Lattke (2011) - Metrics (n = 5): HL 0.87 – 0.94; HW 0.55 – 0.62; ML 0.35 – 0.43; EL 0.12 – 0.13; SL 0.77 – 0.85; PW 0.50 – 0.53; WL 1.20 – 1.34; PH 0.48 – 0.52; PL 0.45 – 0.50; DPW 0.33 – 0.35 mm. CI 0.63 – 0.68; MI 0.64 – 0.71; OI 0.19 – 0.23; SI 1.28 – 1.48; LPI 0.97 – 1.07; DPI 0.67 – 0.74.
Head subrectangular in full-face view; lateral margin broadly convex; posterior cephalic margin straight to weakly concave; median clypeal lobe triangular, lateral margin with weak concavity, apex acutely pointed; lateral lobe narrow, slightly expanded at internal end into rounded lobe that forms right angle with base of median lobe; eye broadly convex in cephalic full-face view, separated from mandibular insertion by distance greater than its diameter; head widest posterior to compound eyes. Scape surpasses posterior cephalic border by 3 apical widths; antennal segments III, IV respectively longer than segment II; length of antennal segments II – IV approximately 2 × respective width. Mandibular basal margin broadly sinuate, row of 3 stiff hairs present basad; masticatory margin short with single apical tooth; mandibular dorsum mostly smooth and shining with scattered punctulae; mandible of same width in oblique ventral view. Cephalic dorsum mostly smooth and shining with sparse punctulae.
Dorsal mesosomal margin mostly continuous in lateral view, straight to weakly convex; weak depression present at metanotal groove; propodeal dorsal margin forms blunt angle with declivity, low rounded lobe present at spiracular height; mesosomal side smooth and shining, mesometapleural suture distinctly impressed, continuous to weakly scrobiculate; metapleural-propodeal suture absent; propodeal spiracle round with opening directed posterolaterally; depression located between spiracle and propodeal lobe; mesosomal dorsum smooth and shining; propodeal declivity mostly smooth and shining, with 2–3 transverse striae close to petiolar insertion, short transverse striae present along lateral margin of declivitous face. Prosternum smooth and shining; anteroventral carina of mesopleuron weakly widens anterad; mesonotum 3 × wider than long in dorsal view, posterior margin straight.

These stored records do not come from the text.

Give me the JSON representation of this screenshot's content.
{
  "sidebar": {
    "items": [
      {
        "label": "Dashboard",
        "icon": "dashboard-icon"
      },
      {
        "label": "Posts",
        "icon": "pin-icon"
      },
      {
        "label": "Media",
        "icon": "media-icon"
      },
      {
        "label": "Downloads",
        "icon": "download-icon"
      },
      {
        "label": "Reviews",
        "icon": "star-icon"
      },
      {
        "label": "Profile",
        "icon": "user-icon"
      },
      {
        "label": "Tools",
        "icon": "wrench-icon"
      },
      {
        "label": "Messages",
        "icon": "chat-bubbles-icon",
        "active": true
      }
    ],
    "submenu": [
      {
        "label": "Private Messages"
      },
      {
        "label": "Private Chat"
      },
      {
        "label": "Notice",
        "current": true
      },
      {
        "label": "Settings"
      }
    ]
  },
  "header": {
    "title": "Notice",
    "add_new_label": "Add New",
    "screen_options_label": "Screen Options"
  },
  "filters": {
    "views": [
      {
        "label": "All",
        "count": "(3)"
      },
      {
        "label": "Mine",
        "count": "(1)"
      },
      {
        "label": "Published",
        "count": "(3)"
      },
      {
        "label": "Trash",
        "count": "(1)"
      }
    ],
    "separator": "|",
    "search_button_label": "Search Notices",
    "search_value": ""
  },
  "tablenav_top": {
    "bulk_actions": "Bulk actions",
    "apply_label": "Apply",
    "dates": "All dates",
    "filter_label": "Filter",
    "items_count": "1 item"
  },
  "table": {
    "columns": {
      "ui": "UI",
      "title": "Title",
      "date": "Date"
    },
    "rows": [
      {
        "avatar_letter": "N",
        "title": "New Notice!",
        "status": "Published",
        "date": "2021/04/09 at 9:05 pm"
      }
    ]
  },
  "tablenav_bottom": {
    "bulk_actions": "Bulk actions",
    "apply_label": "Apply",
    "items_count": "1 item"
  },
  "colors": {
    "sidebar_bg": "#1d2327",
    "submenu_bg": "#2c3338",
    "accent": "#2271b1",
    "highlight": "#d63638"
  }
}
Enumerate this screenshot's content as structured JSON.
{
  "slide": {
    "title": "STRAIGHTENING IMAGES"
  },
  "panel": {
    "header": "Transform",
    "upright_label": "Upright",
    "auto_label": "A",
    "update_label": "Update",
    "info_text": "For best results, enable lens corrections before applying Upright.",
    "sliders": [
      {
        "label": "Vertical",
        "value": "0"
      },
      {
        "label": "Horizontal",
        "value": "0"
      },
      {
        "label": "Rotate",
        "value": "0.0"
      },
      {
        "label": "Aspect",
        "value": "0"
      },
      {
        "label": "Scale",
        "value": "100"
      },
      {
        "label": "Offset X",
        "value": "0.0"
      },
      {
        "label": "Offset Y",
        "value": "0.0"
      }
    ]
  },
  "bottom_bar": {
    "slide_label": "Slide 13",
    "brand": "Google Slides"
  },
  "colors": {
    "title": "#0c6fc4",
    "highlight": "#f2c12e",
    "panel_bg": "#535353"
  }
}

Petiole node subrectangular in lateral view, slightly inclined anterad; anterior and posterior margins vertical, weakly convex; anterior margin less than half height of posterior margin; node highest posterad, dorsal margin convex, without sharp lateral edges. Subpetiolar process triangular in lateral view, anterior margin much shorter than posterior margin. Node elongate in dorsal view, anterior margin broadly convex and half the width of posterior margin, posterior margin straight, lateral margins broadly concave. Anterior margin of abdominal segment III weakly convex, dorsal margin convex; constriction between abdominal segments III – IV well marked. Body color mostly black with gastral apex ferruginous; mandible, apex of scape, and funiculus brownish-yellow; clypeus, most of scape, and legs brown. Body with scattered erect and semi-erect hairs, appressed pilosity wanting. Coxae mostly smooth and shining; metacoxal dorsum with posterior rounded crest basad; pro- and metatibial apices lacking setae, mesotibia usually with seta.
Lattke (2011) - With usual differences from worker, but with greatly swollen mandibles, both basal and external mandibular margins convex. Body ferruginous, mandibles yellow.
Lattke (2011) - Holotype queen: Costa Rica, Guanacaste, Pitilla Field Station, 600 m, 2.v.1995 (R. Anderson) (William and Emma Mackay) [examined].
- Lattke, J.E. 2011. Revision of the New World species of the genus Leptogenys Roger (Insecta: Hymenoptera: Formicidae: Ponerinae). Arthropod Systematics & Phylogeny. 69:127-264. PDF
- MacKay, W. P; MacKay, E. 2004. A new species of the ant genus Leptogenys (Hymenoptera: Formicidae) with inflated mandibles. Sociobiology 43(2): 255-258 (page 256, worker described)